Is there any reason for optimism? If you live in Austin, Washington, D.C., Fort Worth or Denver, or another half dozen cities, the answer is yes, according to a new report on the best cities to find a job.
Every quarter we cover data released by the giant staffing firm, Manpower MAN +0.92%, that relies on surveys of employers in 100 U.S. metro areas to forecast which have the best hiring outlook. Manpower asks three simple questions: are you planning to hire, to fire, or to keep your payroll the same.

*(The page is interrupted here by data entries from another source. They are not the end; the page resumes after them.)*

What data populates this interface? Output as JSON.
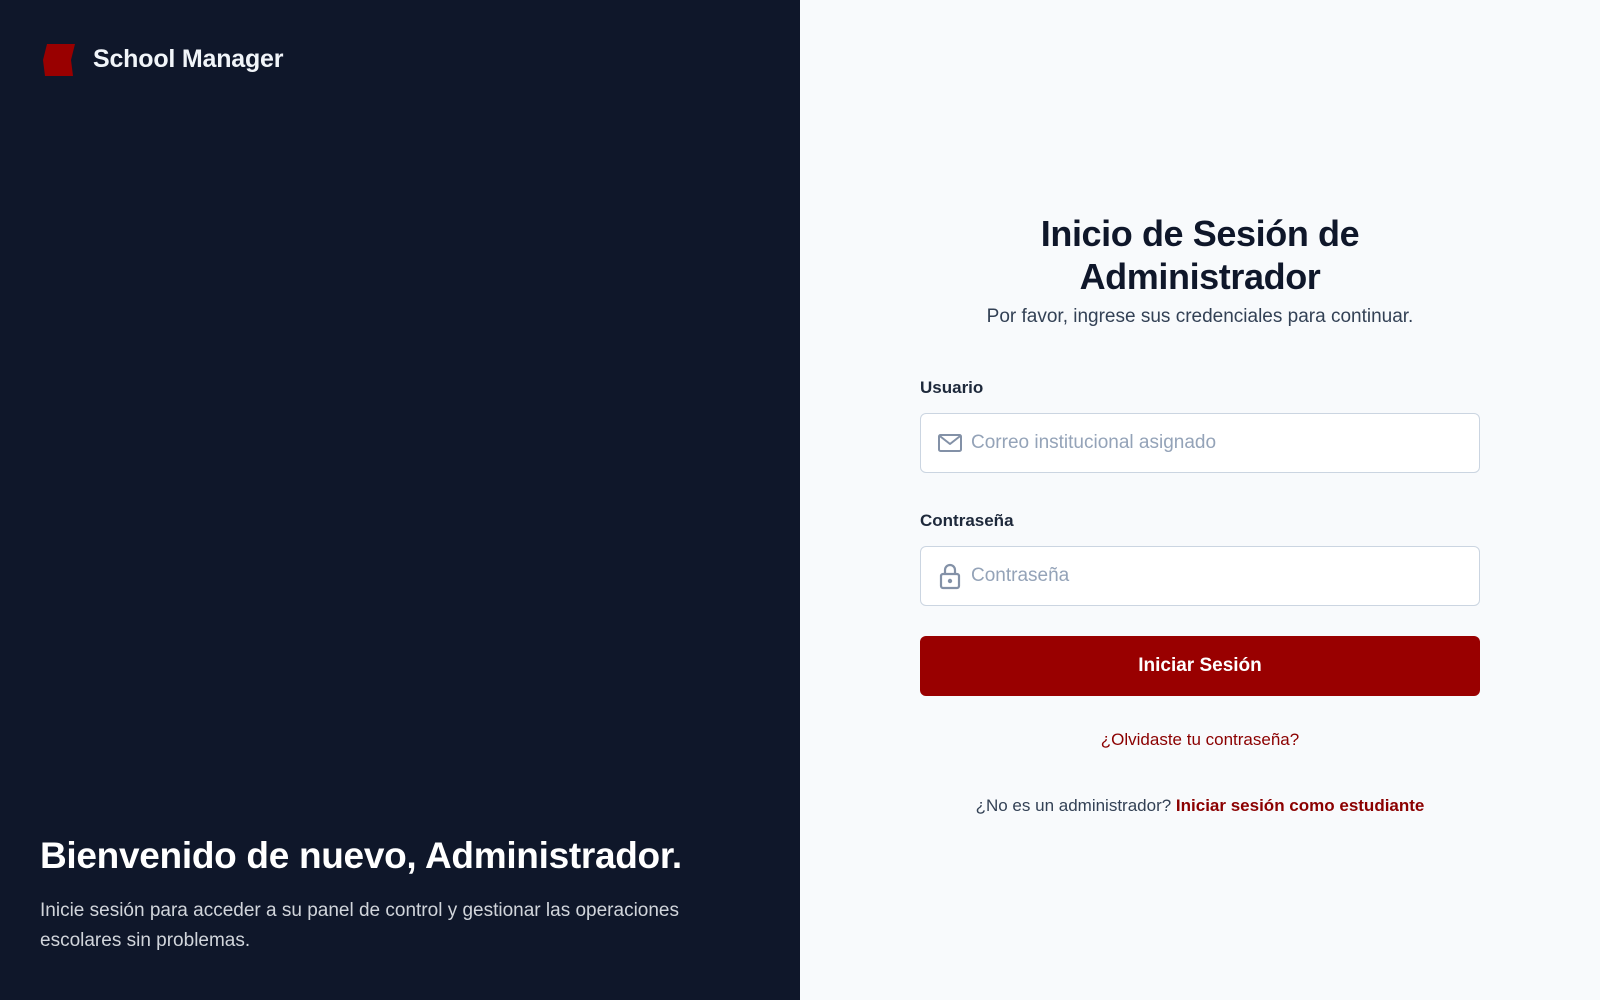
{
  "brand": {
    "name": "School Manager",
    "logo_icon": "school-logo-icon",
    "accent_color": "#990000"
  },
  "welcome": {
    "title": "Bienvenido de nuevo, Administrador.",
    "text": "Inicie sesión para acceder a su panel de control y gestionar las operaciones escolares sin problemas."
  },
  "login": {
    "title": "Inicio de Sesión de Administrador",
    "subtitle": "Por favor, ingrese sus credenciales para continuar.",
    "username": {
      "label": "Usuario",
      "placeholder": "Correo institucional asignado",
      "value": "",
      "icon": "mail-icon"
    },
    "password": {
      "label": "Contraseña",
      "placeholder": "Contraseña",
      "value": "",
      "icon": "lock-icon"
    },
    "submit_label": "Iniciar Sesión",
    "forgot_label": "¿Olvidaste tu contraseña?",
    "alt_prompt": "¿No es un administrador?",
    "alt_link_label": "Iniciar sesión como estudiante"
  },
  "colors": {
    "left_panel_bg": "#0f172a",
    "right_panel_bg": "#f8fafc",
    "primary_button": "#990000",
    "link": "#8b0000"
  }
}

Now another company, NerdWallet, has published a different kind of data set. Despite its silly name, I think NerdWallet offers useful information. Based in San Francisco, it’s been offering easy-to-use personal finance information for the last five years, on everything from credit card rates to airport parking costs. I’ve relied on its data to report on colleges that graduate students with the highest pay and cities in the U.S. with the most highly-educated populations. The site makes money by charging commissions on some of the products it recommends, like credit cards, though commissions don’t affect its recommendations according to NerdWallet staffer Divya Raghavan.
This week the site released a list of ten cities it says are the best places to look for work. Instead of Manpower’s method of gauging employers’ hiring plans, it used four data points: unemployment rate, median income for workers, median monthly homeowner costs and the two-year population growth rate from 2010-2012. It got the unemployment rate from the Bureau of Labor Statistics and the rest of the data from the Census Bureau.
“Rather than projected jobs, we looked at historical factors to predict the current market,” says Raghavan. NerdWallet used monthly homeowner costs as a proxy for affordability, because it could compare that number with salary. “Affordability is important to most job seekers because they don’t know when or what job they’re going to get,” she says. To do the calculations, NerdWallet gathered numbers for the 50 most populated cities in the U.S., then normalized the data on a scale of one to 100.
At the top of the list: Austin, with its growing tech sector anchored by Dell and a large IBM IBM +1.54% outpost. Though median income is low, at $29,000, so are monthly homeowner costs of just $1,725. The unemployment rate is just 4.7%, two points below the national average. Washington, D.C. comes in second. The federal government is obviously a huge employer as are George Washington University and Georgetown, and two big health care facilities, Washington Hospital Center and the National Children’s Hospital. Median income is much higher than in Austin, at $45,000. Monthly homeowner costs are still a relatively low $2,300 and the unemployment rate is 4.9%. Fort Worth, which has a two-year population growth rate of 5.1%, is home base for American Airlines and Lockheed Martin LMT +2.27% has substantial operations there. The unemployment rate is 5.6%, the median income is $28,600 and monthly homeowner costs are just $1,400.
Though Manpower and NerdWallet use very different calculations and Manpower looked at 100 cities as opposed to just 50, there are some parallels: Austin, Fort Worth, Charlotte and San Antonio are among the top ten on both lists.”